Several students from Charleston High School, participating through student council, tabled a station for creating a plant terrarium in a plastic bottle.

Senior Riley Cutright said the terrarium is a good way to get people interested in plants, which is important because plants are crucial to the ecosystem and people’s everyday lives.

Ryan He, a 10-year-old student at Jefferson Elementary School, displayed a poster explaining how 3-D printing works, alongside a 3-D printer given to him by his cousin.

He often creates models from scratch using Fusion360, a computer-aided design program and attended workshops at the University of Illinois in Urbana-Champaign to learn more about the program.

His father, chemistry professor Hongshan He, said his son was by far the youngest person in attendance at the workshops.

He said he wants someday to use 3-D printing as a marine engineer.

“But for now, I’m just having fun with it,” he said.

Biological sciences professor Eric Bollinger led a group of adults and children on a bird-watching walk along the lake and through the woods, lending each person a pair of binoculars.

Bird-watching is one of the best examples of citizen science, Bollinger said, where non-scientists can contribute data to be analyzed by scientists.

“If you record your observations and upload them to an online database like eBird, scientists can use that data to learn about range expansions or contractions associated with global warming,” he said.

The group found little initial success in spotting any birds.

“Usually the way it works, you can hear them easily, but you can’t see them,” Bollinger said.

To coax birds out of their hiding spots, he made a noise that sounds like “pish” repeated over and over – hence the name of the technique, pishing.

Bollinger said the noise provokes the birds’ curiosity.

Shannon Regan, a graduate student studying biological sciences, was one of many participating in “Ask a Scientist,” where students and professors wore shirts with their field of study and answered questions about it.

Regan wore a shirt saying, “I study ornithology.

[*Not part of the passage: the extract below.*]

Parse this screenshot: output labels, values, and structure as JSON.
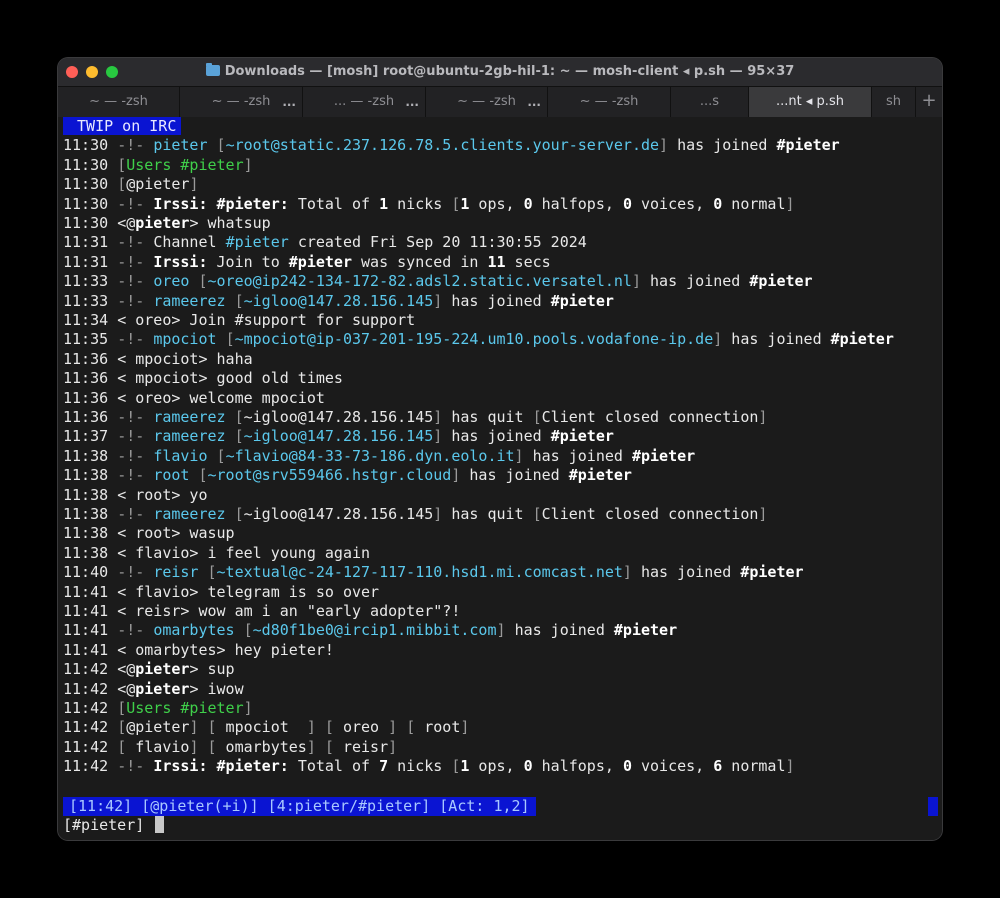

Ask me anything.”

She said Science Fest is a good way to get people to relate to and engage with scientists.

“They can get more of a personal feel to the science, not just ‘Here’s some facts, let me throw them at you and tell you they’re true,’” she said.

Glen Davis, an English professor at Lake Land College, presented on how the scientific method could be applied to hunting.

“I think the scientific method covers a lot of things … It’s just the idea of asking questions and collecting data and research, so that you can do things better,” he said. “People get scared of science, they think science is difficult. But it doesn’t have to be.”

Iffat Ali, a chemistry teacher at Lake Land College, said she wants to help combat misconceptions about her profession, especially the negative associations the word “chemical” has for many people.

“Not all chemicals are bad. And even good chemicals in high amounts can be bad,” she said.

Shelley Epperson, a retired Mattoon High School biology teacher, represented the group Coles Progressives, which she said seemed like a natural transition from science education.

“People can get overwhelmed trying to affect things on a national level, but you can be quite effective on the local level,” Epperson said.

Some groups attended for explicitly political purposes, such as members of the Coles County Green Party. One member, Keith Wilson, a retired psychology professor, said he came to Science Fest because he believes science education is important for children.

“I’m afraid that’s under attack nationwide … and I don’t believe our current administration or its supporters takes climate change seriously. Most of them are deniers,” he said.

Wilson said he does not understand why so many people are reluctant to be environmental stewards.

“(The Earth) is a gift from God that we’ve been handed, and we need to take care of it and nurture it and not see it as simply something to be exploited,” he said.

Macy Rinehart, a freshman physics major, said she was pleased with the turnout for Science Fest, especially considering the chilly weather and projected rain.

She said she hopes Coles for Science will make this an annual event.


Leon Mire can be reached at 581-2812 or [email protected].